I'm happy to vote for women--because I don't care if they're women or not. I care about what they think, not whether they have interior or exterior personal plumbing. As a result, I didn't vote for Hillary Clinton, and I have never voted for Senator Barbara Boxer--who, incidentally is probably one of the dumbest people ever to sit in the Senate--or Senator Dianne Feinstein, who is not. I did, however, vote for Meg Whitman when she ran for governor 6 years ago. Are those who didn't vote for her misogynists? The only two politicians to whom I've ever donated money were women, and they both lost their elections. Heck, I've even voted for a woman who was a Democrat--March Fong Eu, when she was California's Secretary of State. Her office made sure I had my election materials well in advance of elections when I was away from California in the army, why mess that up?

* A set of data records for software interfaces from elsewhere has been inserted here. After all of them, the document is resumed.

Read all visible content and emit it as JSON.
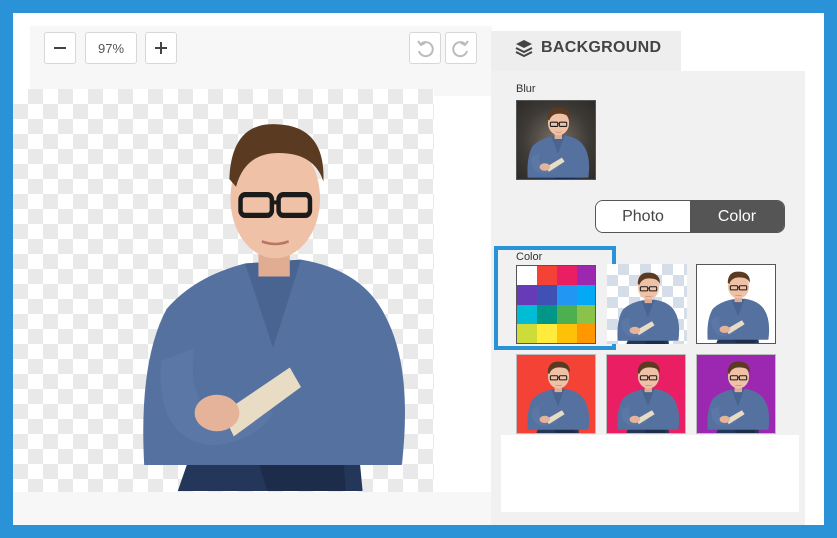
{
  "toolbar": {
    "zoom_out_icon": "minus-icon",
    "zoom_value": "97%",
    "zoom_in_icon": "plus-icon",
    "undo_icon": "undo-icon",
    "redo_icon": "redo-icon"
  },
  "panel": {
    "title": "BACKGROUND",
    "title_icon": "layers-icon",
    "blur_label": "Blur",
    "toggle": {
      "photo_label": "Photo",
      "color_label": "Color",
      "selected": "Color"
    },
    "color_label": "Color",
    "swatches": [
      "#ffffff",
      "#f44336",
      "#e91e63",
      "#9c27b0",
      "#673ab7",
      "#3f51b5",
      "#2196f3",
      "#03a9f4",
      "#00bcd4",
      "#009688",
      "#4caf50",
      "#8bc34a",
      "#cddc39",
      "#ffeb3b",
      "#ffc107",
      "#ff9800"
    ],
    "presets": [
      {
        "name": "transparent"
      },
      {
        "name": "white",
        "color": "#ffffff"
      },
      {
        "name": "red",
        "color": "#f44336"
      },
      {
        "name": "pink",
        "color": "#e91e63"
      },
      {
        "name": "purple",
        "color": "#9c27b0"
      }
    ]
  },
  "colors": {
    "accent": "#2a93d8",
    "toggle_active": "#555555"
  }
}
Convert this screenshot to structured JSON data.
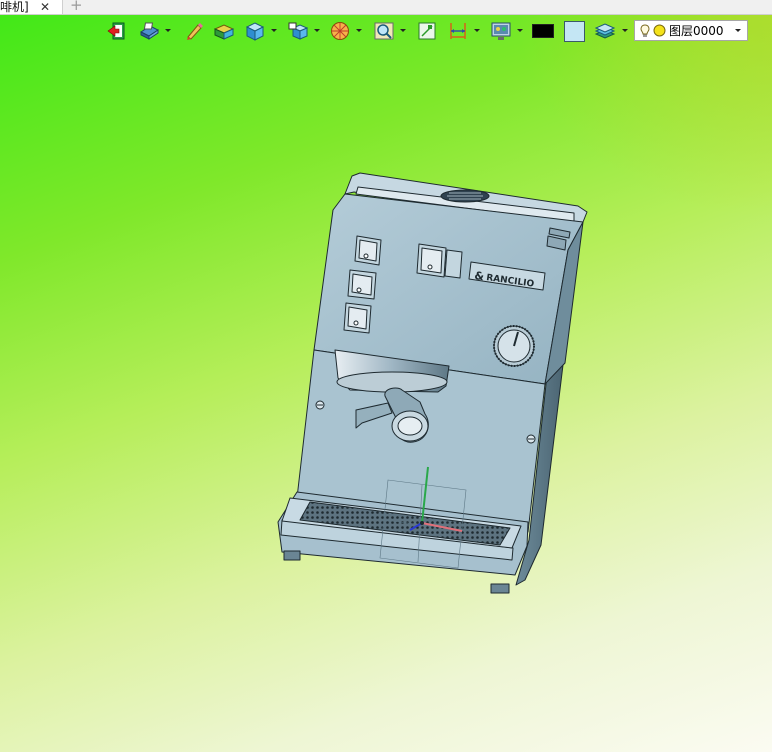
{
  "tab": {
    "title": "啡机]",
    "close": "✕",
    "add": "+"
  },
  "toolbar": {
    "items": [
      {
        "name": "exit-icon"
      },
      {
        "name": "print-icon",
        "dropdown": true
      },
      {
        "name": "pen-sketch-icon"
      },
      {
        "name": "solid-box-icon"
      },
      {
        "name": "cube-icon",
        "dropdown": true
      },
      {
        "name": "part-cube-icon",
        "dropdown": true
      },
      {
        "name": "render-sphere-icon",
        "dropdown": true
      },
      {
        "name": "view-zoom-icon",
        "dropdown": true
      },
      {
        "name": "fit-view-icon"
      },
      {
        "name": "dimension-icon",
        "dropdown": true
      },
      {
        "name": "display-settings-icon",
        "dropdown": true
      },
      {
        "name": "color-black-swatch"
      },
      {
        "name": "color-lightblue-swatch"
      },
      {
        "name": "layers-icon",
        "dropdown": true
      }
    ],
    "layer_select": {
      "value": "图层0000"
    }
  },
  "model": {
    "brand": "RANCILIO",
    "body_color": "#a8c4d2",
    "line_color": "#1e2a30"
  },
  "colors": {
    "background_top": "#3ee817",
    "background_bottom": "#fbfbf2",
    "swatch_black": "#000000",
    "swatch_lightblue": "#c4e6f4"
  }
}
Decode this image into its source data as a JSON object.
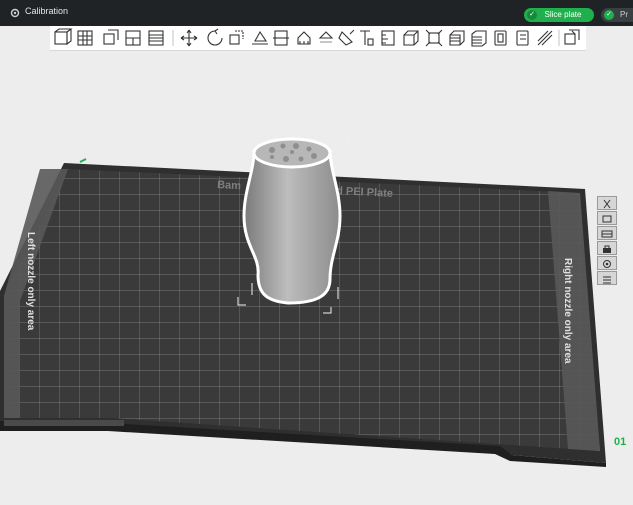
{
  "window": {
    "tab_title": "Calibration",
    "slice_button": "Slice plate",
    "print_button": "Pr"
  },
  "toolbar": {
    "tools": [
      "add-object-icon",
      "grid-plate-icon",
      "orient-icon",
      "arrange-icon",
      "layer-icon",
      "move-icon",
      "rotate-icon",
      "scale-icon",
      "lay-on-face-icon",
      "cut-icon",
      "support-paint-icon",
      "seam-paint-icon",
      "color-paint-icon",
      "text-icon",
      "measure-icon",
      "assembly-icon",
      "auto-fit-icon",
      "variable-layer-icon",
      "slice-preview-icon",
      "split-objects-icon",
      "split-parts-icon",
      "brim-ears-icon",
      "view-options-icon"
    ]
  },
  "plate": {
    "name_left": "Bam",
    "name_right": "d PEI Plate",
    "left_area_label": "Left nozzle only area",
    "right_area_label": "Right nozzle only area",
    "corner_label": "01"
  },
  "plate_tools": [
    "close-plate-icon",
    "edit-plate-icon",
    "plate-settings-icon",
    "lock-plate-icon",
    "visibility-icon",
    "more-icon"
  ],
  "colors": {
    "accent_green": "#1fb04d",
    "titlebar": "#1f2326",
    "plate_dark": "#3a3a3a"
  }
}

As an aside, I've voted for many Democrats over the years. How could I not, when here in California we know the political parties of even those who run for supposedly non-partisan offices such as Secretary of State, Superintendent of Public Instruction, and Insurance Commissioner?
But back to women. I'd have been happy to vote for Governors Susanna Martinez or Nikki Haley or Sarah Palin, or Congresswoman Mia Love, had I lived in their states. And I'd be happy to vote for Kristi Noem if I lived in her state:
Rep. Kristi Noem (R-S.D.), just reelected last week to a fourth term, announced Monday she will run for South Dakota governor in 2018.So you see, it has nothing to do with a politician's sex for me, it has to do with their views and capabilities. It doesn't have to do with their ethnicities, either, as Governor Martinez is an American of Hispanic heritage, Governor Haley is an American of (East) Indian heritage, and Representative Love is an American whose skin is black. And I wouldn't vote for them because of ethnicity or race, although I like to point it out to lefties because, for some reason, they like to talk a lot about such things.
The American Left likes to treat women like its own little voting bloc, one to simultaneously stir up and pander to for its own devices. Maybe, hopefully, that tactic won't work so much going forward:
Sisterhood is dead. If the left learns nothing else from this election, perhaps they should understand that there’s no such thing as female solidarity — not, at least, as they envision it...Let's hope.
When women were genuinely oppressed — before they could vote, before they could own property, before they could have the same access to education or the same opportunities in the workplace — it might have been possible to appeal to them as a bloc, even as a movement.
But in an era when women get a greater percentage of the college degrees and women without children earn more than their male counterparts, most women don’t see themselves as victims, let alone ones who need to join hands in solidarity.